Upfront investment costs can ultimately drive (or deter) a homeowner’s decision to upgrade residential windows. Without expert energy analysis, however, homeowners are frequently misinformed on whether specific window retrofit or replacement measures will pay off in terms of ongoing utility savings. With the average U.S. household spending more than $2,200 annually on energy, investments to upgrade the performance of existing single-pane windows may offer acceptable financial returns, especially during times of rising energy costs. When considering whether to retrofit or replace a window, questions arise about what is more important: saving money, saving energy, retaining historic character, or reducing negative environmental effects.
More and more San Diegans focus on energy savings, associated utility cost savings, and the potential for reducing carbon emissions.
Important Window Parameters
In order to make an informed decision it is important to familiarize yourself with windows lingo.
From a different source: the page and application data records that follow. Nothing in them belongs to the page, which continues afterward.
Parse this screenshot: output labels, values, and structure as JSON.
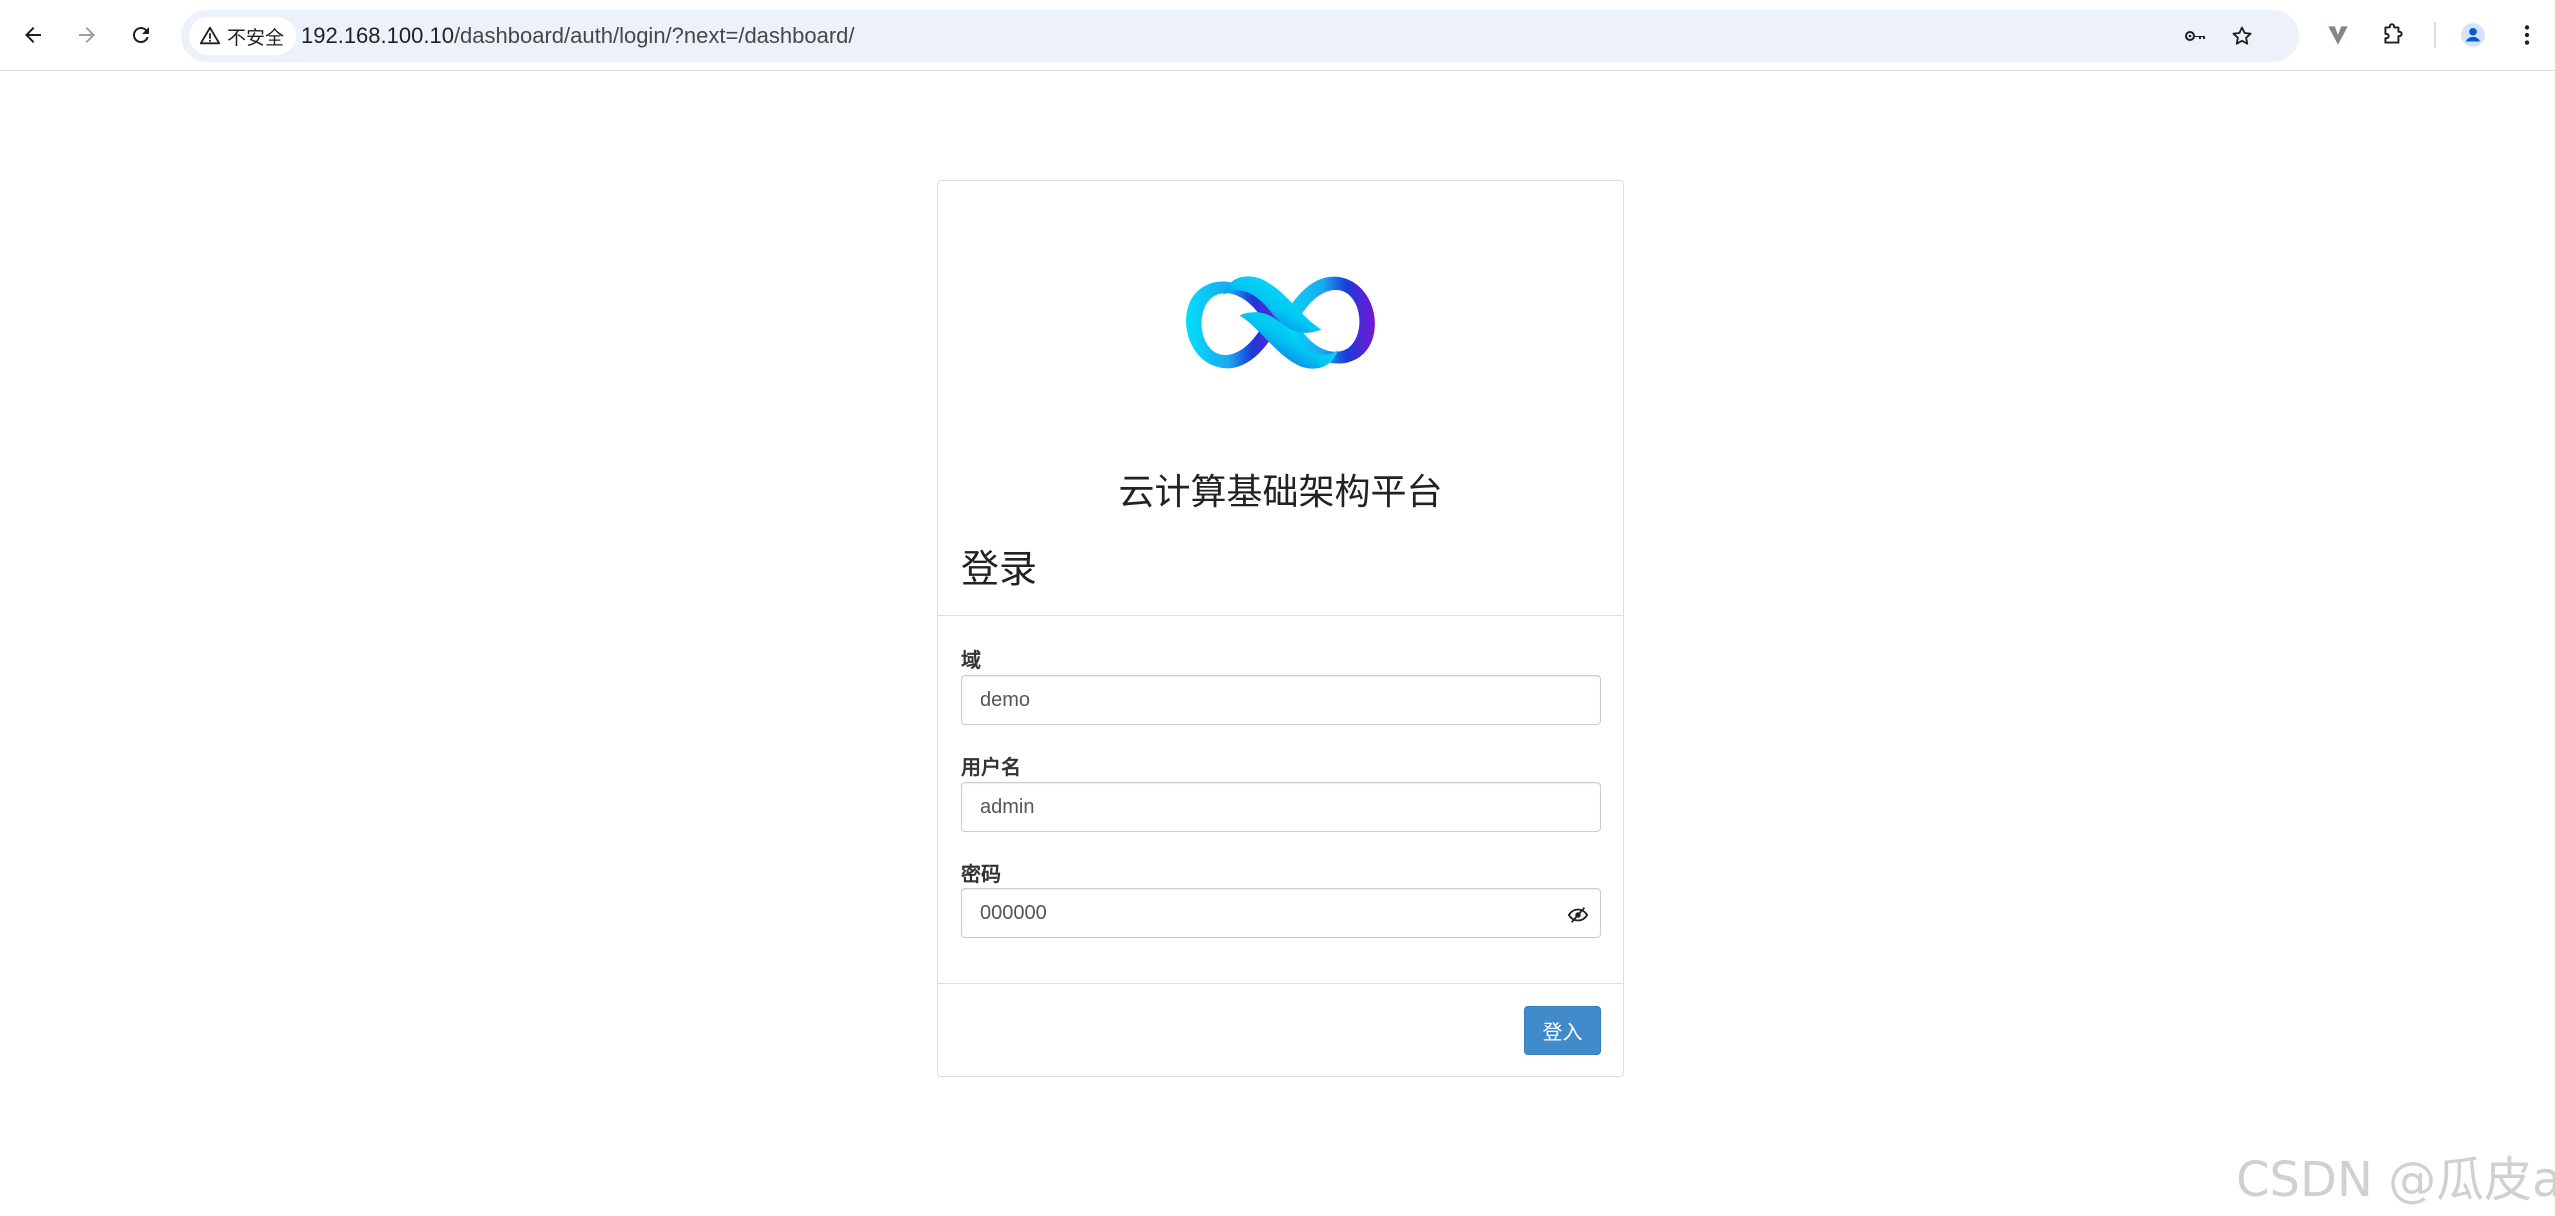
{
  "browser": {
    "security_label": "不安全",
    "url_host": "192.168.100.10",
    "url_path": "/dashboard/auth/login/?next=/dashboard/",
    "icons": {
      "back": "back-arrow-icon",
      "forward": "forward-arrow-icon",
      "reload": "reload-icon",
      "warning": "warning-triangle-icon",
      "key": "key-icon",
      "star": "star-icon",
      "extension_v": "v-extension-icon",
      "extensions": "puzzle-icon",
      "profile": "profile-icon",
      "menu": "kebab-menu-icon"
    }
  },
  "login": {
    "site_title": "云计算基础架构平台",
    "heading": "登录",
    "fields": {
      "domain": {
        "label": "域",
        "value": "demo"
      },
      "username": {
        "label": "用户名",
        "value": "admin"
      },
      "password": {
        "label": "密码",
        "value": "000000"
      }
    },
    "submit_label": "登入"
  },
  "watermark": "CSDN @瓜皮a",
  "colors": {
    "primary": "#428bca",
    "omnibox": "#edf2fa",
    "logo_cyan": "#00d4f5",
    "logo_blue": "#1a3bd8",
    "logo_purple": "#7a16d6"
  }
}
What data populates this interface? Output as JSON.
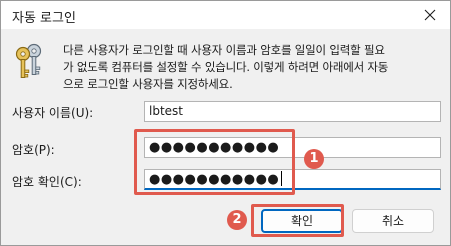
{
  "window": {
    "title": "자동 로그인"
  },
  "description": {
    "line1": "다른 사용자가 로그인할 때 사용자 이름과 암호를 일일이 입력할 필요",
    "line2": "가 없도록 컴퓨터를 설정할 수 있습니다. 이렇게 하려면 아래에서 자동",
    "line3": "으로 로그인할 사용자를 지정하세요."
  },
  "form": {
    "username_label": "사용자 이름(U):",
    "username_value": "lbtest",
    "password_label": "암호(P):",
    "password_value": "●●●●●●●●●●●",
    "confirm_label": "암호 확인(C):",
    "confirm_value": "●●●●●●●●●●●"
  },
  "buttons": {
    "ok_label": "확인",
    "cancel_label": "취소"
  },
  "annotations": {
    "step1": "1",
    "step2": "2",
    "highlight_color": "#e05a4e"
  },
  "icons": {
    "close": "close-icon",
    "keys": "keys-icon"
  },
  "colors": {
    "accent": "#0067c0",
    "dialog_bg": "#f0f0f0"
  }
}
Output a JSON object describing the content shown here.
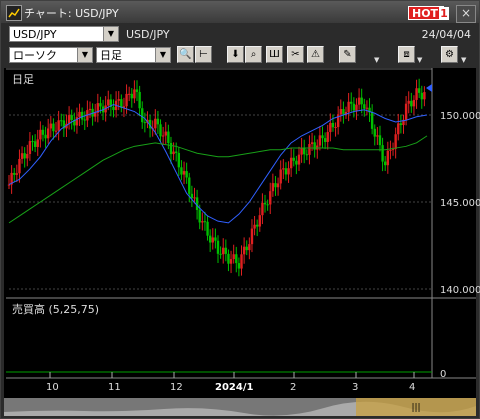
{
  "window": {
    "title": "チャート: USD/JPY",
    "hot_label": "HOT",
    "hot_num": "1",
    "close_glyph": "×"
  },
  "header": {
    "symbol_select": "USD/JPY",
    "symbol_text": "USD/JPY",
    "date": "24/04/04"
  },
  "toolbar": {
    "chart_type": "ローソク",
    "period": "日足"
  },
  "price_panel": {
    "label": "日足",
    "y_ticks": [
      "150.000",
      "145.000",
      "140.000"
    ]
  },
  "volume_panel": {
    "label": "売買高 (5,25,75)",
    "y_tick": "0"
  },
  "x_axis": {
    "ticks": [
      "10",
      "11",
      "12",
      "2024/1",
      "2",
      "3",
      "4"
    ]
  },
  "colors": {
    "up": "#e02020",
    "down": "#00c000",
    "ma_short": "#3060ff",
    "ma_long": "#18a018",
    "background": "#000000"
  },
  "chart_data": {
    "type": "candlestick",
    "ylim": [
      140,
      152
    ],
    "x_ticks": [
      "10",
      "11",
      "12",
      "2024/1",
      "2",
      "3",
      "4"
    ],
    "series": [
      {
        "values": [
          146.0,
          147.3,
          148.2,
          148.8,
          149.2,
          149.5,
          149.7,
          149.9,
          150.2,
          150.5,
          150.6,
          150.7,
          151.5,
          149.4,
          149.5,
          148.7,
          147.5,
          146.2,
          144.5,
          143.2,
          142.3,
          141.8,
          141.5,
          142.8,
          144.3,
          145.5,
          146.6,
          147.2,
          147.8,
          148.2,
          148.6,
          149.4,
          150.3,
          150.6,
          150.7,
          149.0,
          147.2,
          148.8,
          150.4,
          151.2,
          151.3
        ]
      },
      {
        "values": [
          146.0,
          146.3,
          146.9,
          147.6,
          148.5,
          149.2,
          149.6,
          149.9,
          150.1,
          150.3,
          150.6,
          150.4,
          150.2,
          149.8,
          149.0,
          147.9,
          146.7,
          145.5,
          144.8,
          144.2,
          143.9,
          143.8,
          144.3,
          145.0,
          145.9,
          146.8,
          147.7,
          148.4,
          148.8,
          149.1,
          149.4,
          149.8,
          150.0,
          150.2,
          150.3,
          150.1,
          149.8,
          149.6,
          149.7,
          149.9,
          150.0
        ]
      },
      {
        "values": [
          143.8,
          144.2,
          144.6,
          145.0,
          145.4,
          145.8,
          146.2,
          146.6,
          147.0,
          147.4,
          147.7,
          148.0,
          148.2,
          148.3,
          148.4,
          148.3,
          148.2,
          148.0,
          147.8,
          147.7,
          147.6,
          147.6,
          147.7,
          147.8,
          147.9,
          148.0,
          148.0,
          148.1,
          148.1,
          148.1,
          148.1,
          148.1,
          148.0,
          148.0,
          148.0,
          148.0,
          148.0,
          148.1,
          148.2,
          148.4,
          148.8
        ]
      }
    ]
  }
}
Let’s look at air-leakage rate, solar heat gain coefficient and u-factor.
Air-leakage Rate: A measure of the rate of air infiltration around the window due to pressure differences on either side, expressed in units of cubic feet per minute (cfm). The lower a window’s air leakage rating is, the better its airtightness.
Solar Heat Gain Coefficient (SHGC): Measures transmission of direct radiation from the sun through a window, expressed as a number between 0 and 1. The lower a window’s SHGC, the less solar heat it transmits, and the greater its shading ability. Windows with low SHGC are beneficial in cooling dominated climates but may potentially conflict with passive heating strategies in heating-dominated climates.
U-factor: A measure of the rate of non-solar heat loss or gain through a window, expressed in units of Btu/ hr-sq ft-°F. The lower the U-factor, the greater a window’s resistance to heat flow and the better its insulating value.